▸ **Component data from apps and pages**
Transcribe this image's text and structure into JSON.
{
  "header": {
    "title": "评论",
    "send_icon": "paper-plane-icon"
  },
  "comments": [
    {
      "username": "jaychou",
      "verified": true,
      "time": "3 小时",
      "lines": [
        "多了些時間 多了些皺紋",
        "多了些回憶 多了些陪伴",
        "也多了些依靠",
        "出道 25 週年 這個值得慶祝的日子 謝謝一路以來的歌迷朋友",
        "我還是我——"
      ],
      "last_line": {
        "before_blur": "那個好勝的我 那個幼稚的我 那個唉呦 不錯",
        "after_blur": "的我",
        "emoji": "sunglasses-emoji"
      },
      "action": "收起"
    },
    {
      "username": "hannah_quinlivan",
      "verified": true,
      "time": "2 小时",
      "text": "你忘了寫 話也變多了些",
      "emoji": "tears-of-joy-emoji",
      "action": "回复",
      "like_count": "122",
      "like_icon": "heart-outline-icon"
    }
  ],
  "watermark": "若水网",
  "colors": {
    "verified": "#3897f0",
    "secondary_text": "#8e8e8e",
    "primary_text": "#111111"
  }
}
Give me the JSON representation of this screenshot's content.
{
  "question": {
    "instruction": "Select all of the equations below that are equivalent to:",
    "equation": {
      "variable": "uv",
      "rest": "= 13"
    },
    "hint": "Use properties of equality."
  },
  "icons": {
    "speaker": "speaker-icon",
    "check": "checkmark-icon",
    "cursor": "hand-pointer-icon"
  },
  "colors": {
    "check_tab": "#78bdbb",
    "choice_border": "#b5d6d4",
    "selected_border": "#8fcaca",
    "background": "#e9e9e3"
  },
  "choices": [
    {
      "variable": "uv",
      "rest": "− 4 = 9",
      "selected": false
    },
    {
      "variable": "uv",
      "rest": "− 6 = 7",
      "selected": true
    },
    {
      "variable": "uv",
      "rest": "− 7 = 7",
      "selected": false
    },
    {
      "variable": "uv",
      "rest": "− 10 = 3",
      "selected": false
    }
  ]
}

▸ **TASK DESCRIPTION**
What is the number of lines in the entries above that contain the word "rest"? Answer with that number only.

▸ **RESPONSE AREA**
5